*** Opening of Dataset extract ***
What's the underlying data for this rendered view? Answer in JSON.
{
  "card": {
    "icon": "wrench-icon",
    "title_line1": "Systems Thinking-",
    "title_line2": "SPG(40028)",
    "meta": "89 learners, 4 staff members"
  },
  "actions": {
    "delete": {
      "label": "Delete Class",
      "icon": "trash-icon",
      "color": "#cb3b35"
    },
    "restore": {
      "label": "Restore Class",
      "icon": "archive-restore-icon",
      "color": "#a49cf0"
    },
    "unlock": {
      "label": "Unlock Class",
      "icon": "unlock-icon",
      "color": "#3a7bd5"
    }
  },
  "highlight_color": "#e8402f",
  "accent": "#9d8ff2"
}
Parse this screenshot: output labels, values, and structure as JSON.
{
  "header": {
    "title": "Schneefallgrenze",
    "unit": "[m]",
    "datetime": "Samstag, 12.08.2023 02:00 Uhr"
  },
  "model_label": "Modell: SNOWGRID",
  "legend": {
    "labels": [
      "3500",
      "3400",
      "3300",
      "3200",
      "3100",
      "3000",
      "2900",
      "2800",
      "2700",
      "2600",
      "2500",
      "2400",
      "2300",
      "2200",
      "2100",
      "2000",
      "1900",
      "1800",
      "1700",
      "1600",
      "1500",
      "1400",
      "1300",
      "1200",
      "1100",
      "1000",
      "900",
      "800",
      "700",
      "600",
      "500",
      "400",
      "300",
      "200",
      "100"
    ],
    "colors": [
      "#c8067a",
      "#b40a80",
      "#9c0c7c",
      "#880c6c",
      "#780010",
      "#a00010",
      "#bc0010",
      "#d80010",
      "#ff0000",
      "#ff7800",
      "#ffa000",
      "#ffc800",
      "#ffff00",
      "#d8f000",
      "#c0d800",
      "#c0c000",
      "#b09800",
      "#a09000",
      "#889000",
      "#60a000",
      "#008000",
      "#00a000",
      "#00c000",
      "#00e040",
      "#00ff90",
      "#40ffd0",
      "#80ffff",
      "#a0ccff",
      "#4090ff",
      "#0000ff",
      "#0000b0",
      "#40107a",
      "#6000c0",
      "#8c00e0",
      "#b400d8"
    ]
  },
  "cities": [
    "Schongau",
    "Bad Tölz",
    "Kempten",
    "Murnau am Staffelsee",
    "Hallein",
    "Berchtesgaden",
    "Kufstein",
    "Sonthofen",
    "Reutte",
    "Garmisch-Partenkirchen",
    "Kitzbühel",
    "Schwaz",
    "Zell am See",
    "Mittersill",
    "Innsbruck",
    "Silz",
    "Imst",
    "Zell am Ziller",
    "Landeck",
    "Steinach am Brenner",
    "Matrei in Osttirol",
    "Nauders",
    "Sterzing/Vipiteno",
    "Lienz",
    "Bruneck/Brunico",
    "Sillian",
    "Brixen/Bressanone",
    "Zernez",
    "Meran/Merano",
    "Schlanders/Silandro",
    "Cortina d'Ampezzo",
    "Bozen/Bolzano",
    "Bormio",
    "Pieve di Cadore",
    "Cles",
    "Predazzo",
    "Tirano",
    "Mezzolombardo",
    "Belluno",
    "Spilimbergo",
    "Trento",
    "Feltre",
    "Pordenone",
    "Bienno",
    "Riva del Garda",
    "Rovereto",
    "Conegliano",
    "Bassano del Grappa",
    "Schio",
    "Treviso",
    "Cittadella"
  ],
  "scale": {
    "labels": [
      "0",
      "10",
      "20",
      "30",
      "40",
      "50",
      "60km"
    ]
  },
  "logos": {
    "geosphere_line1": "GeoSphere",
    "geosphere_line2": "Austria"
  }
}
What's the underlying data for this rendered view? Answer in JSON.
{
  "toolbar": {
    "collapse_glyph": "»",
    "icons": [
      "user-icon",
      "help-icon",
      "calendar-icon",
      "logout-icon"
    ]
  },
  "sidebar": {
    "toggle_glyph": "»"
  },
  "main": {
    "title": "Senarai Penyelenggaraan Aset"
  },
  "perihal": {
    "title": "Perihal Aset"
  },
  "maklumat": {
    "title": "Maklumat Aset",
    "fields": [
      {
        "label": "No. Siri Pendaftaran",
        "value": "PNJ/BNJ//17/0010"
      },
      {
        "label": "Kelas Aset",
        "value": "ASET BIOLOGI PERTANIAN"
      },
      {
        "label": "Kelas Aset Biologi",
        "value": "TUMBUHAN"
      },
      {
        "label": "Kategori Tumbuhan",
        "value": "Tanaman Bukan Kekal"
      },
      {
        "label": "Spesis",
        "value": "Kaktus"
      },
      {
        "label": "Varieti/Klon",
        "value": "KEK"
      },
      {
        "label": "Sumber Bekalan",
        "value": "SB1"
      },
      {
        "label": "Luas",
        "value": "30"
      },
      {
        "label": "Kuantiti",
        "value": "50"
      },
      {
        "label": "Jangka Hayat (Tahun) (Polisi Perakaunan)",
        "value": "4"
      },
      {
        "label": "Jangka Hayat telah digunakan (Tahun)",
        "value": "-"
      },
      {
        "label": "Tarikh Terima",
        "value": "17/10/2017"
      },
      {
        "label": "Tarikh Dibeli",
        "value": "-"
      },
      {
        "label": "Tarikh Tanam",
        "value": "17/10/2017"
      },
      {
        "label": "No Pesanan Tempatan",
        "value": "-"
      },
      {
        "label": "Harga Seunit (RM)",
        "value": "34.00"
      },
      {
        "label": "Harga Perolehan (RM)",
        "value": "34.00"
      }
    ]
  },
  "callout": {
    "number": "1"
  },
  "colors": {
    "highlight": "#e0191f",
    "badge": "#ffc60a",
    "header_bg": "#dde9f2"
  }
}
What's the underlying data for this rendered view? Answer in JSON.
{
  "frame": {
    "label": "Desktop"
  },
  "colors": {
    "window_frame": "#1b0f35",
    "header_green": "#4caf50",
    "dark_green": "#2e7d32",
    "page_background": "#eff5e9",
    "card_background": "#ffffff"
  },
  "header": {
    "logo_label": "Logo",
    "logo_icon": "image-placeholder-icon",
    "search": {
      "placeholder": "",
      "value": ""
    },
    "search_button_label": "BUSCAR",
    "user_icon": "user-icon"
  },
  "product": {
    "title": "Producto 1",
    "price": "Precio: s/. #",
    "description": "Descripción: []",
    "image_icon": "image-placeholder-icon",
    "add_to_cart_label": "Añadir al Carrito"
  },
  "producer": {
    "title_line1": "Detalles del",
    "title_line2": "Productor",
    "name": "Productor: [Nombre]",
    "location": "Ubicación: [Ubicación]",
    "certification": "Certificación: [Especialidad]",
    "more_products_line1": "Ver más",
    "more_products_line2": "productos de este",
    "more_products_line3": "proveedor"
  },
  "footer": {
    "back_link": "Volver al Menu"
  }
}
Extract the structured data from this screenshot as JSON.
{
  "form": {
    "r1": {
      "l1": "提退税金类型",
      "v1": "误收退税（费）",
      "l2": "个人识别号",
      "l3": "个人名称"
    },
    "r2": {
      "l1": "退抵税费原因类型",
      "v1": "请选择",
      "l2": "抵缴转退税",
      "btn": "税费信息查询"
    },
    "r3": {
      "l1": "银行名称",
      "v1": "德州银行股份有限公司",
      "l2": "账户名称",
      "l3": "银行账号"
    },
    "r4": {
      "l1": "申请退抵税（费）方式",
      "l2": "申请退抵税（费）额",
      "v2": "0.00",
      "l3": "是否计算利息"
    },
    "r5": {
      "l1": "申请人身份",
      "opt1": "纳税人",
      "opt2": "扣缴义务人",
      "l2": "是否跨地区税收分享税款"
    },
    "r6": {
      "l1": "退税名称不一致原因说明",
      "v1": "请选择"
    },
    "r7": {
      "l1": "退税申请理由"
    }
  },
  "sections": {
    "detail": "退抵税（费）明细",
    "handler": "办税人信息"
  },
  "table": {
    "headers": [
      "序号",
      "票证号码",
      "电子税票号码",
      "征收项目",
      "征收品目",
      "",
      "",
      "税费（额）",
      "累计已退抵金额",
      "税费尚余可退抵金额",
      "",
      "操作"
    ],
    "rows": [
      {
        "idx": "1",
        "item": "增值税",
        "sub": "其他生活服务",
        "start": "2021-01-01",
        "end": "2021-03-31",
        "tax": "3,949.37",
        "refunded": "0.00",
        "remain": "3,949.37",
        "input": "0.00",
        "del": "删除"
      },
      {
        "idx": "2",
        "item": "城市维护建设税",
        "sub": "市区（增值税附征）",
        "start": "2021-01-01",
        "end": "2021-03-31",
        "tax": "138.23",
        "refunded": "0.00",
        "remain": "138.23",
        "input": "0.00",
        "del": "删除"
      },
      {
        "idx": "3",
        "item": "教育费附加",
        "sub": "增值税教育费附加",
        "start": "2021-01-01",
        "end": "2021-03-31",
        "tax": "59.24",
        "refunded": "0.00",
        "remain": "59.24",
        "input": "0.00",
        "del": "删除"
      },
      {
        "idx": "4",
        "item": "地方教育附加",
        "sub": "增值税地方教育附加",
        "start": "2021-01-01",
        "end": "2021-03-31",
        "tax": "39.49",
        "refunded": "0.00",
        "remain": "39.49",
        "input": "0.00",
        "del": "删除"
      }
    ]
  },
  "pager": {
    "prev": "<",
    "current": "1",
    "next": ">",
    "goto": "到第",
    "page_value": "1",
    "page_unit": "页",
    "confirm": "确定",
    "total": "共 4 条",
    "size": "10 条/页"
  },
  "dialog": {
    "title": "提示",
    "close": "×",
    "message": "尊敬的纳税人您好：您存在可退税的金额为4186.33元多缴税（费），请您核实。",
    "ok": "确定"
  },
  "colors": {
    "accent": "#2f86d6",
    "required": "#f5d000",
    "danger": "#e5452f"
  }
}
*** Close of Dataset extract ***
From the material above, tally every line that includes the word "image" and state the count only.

### Response area
2